And all of you, you're all dancing and humming along as Chet Faker plays his version of 'No Diggity' You had no idea who he was when you bought your Osheaga pass, but it's that old cliché about learning something new every day. The next morning, you'll go on iTunes and buy his CD because goddamn did he kill it. Above all else, that's Osheaga.
8. Osheaga is an outdoors music festival, the most important of its kind in Canada, that attracts routinely over 120 000 music and arts fans and connoisseurs over a three-day weekend this year. This year, 119 artists were given the chance to perform in front of 145 000 people, of which 13 per cent were Americans, 35 per cent were from Ontario and a massive 65 per cent from out of Quebec. (Numbers from Le Devoir) But the rain is always a threat to ruin everything. Like so, right now. Oh, it isn't quite raining yet, but it should be shortly.
You're back at the Green Stage, now for Nas's set, and it's about to rain. Yep. Rain at a Nas show: we appreciate all the help, God, but you can make your next metaphor harder to decipher. Nas is a real legend: he hasn't done much (read: anything?) of note in a good five years, but his show still attracts the masses. You don't listen to his music anymore, but there was a time when you did, a whole lot, and anyway it feels right and good, right now, to hear him play most of Illmatic as well as 'Nas Is Like'. (Boy, did Premo give him a great, great instrumental for that one.)

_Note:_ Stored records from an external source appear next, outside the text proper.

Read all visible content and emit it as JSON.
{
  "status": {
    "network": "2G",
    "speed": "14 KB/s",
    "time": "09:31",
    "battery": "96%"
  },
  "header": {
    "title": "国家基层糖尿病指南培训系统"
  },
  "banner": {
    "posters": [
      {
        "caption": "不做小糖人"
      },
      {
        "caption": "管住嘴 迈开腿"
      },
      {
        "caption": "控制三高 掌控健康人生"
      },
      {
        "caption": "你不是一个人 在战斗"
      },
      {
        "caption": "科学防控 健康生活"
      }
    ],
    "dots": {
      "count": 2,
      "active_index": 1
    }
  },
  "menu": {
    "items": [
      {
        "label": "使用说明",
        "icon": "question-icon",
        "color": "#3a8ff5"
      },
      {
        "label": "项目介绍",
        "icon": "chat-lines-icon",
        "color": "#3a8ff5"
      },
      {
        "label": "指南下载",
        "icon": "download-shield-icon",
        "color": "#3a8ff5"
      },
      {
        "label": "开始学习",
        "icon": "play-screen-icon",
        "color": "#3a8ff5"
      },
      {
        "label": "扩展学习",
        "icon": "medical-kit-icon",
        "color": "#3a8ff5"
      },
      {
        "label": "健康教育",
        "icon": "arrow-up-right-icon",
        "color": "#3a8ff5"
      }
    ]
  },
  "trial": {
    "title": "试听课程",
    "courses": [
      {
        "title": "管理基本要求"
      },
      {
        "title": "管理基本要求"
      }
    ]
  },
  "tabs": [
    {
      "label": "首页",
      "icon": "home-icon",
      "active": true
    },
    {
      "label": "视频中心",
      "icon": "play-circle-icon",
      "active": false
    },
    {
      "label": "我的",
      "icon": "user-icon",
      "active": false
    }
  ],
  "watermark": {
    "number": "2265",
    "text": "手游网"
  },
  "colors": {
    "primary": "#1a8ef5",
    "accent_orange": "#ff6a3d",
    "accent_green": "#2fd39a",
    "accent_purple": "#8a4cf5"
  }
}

But then, the rain starts pouring down, hard, so you bolt. Nas is fun, but being wet isn't.
9. EDM, or electronic dance music, is taking over the world, and it's taking over Osheaga. With the Piknic Electronik Stage, it is the one musical genre that has its own dedicated stage. The place is sort of inclosed, a little apart on the site. It is a little off the beaten path, so to speak, even if the music is anything but. There was a time when EDM was a luxury item: you never minded the music if/when it played, but you never felt compelled to play it yourself. It was the kind of music you never heard on the radio: the music you always heard about, but never, you know, heard.
But EDM is all anyone hears at Piknic Electronik, so the place is just your kind of (beach) party. Right now, it's The Black Madonna with her set, soon to be followed by Dusky and then ZHU. But whoever it is doesn't quite matter as much as the fact that he or she plays and mixes the hell out of his or her songs. So long as the bass thumps. So long as the drop hits at the right time. So long as people can dance.
10. Everyone goes to the Piknic Electronik at least once during the weekend, whether for fun, for an entire day, an entire set, an entire song, a drink, or just to kill some time before the next show on their schedule. It's where you want to be as you wait for the next thing. It's EDM and it's always good to dance.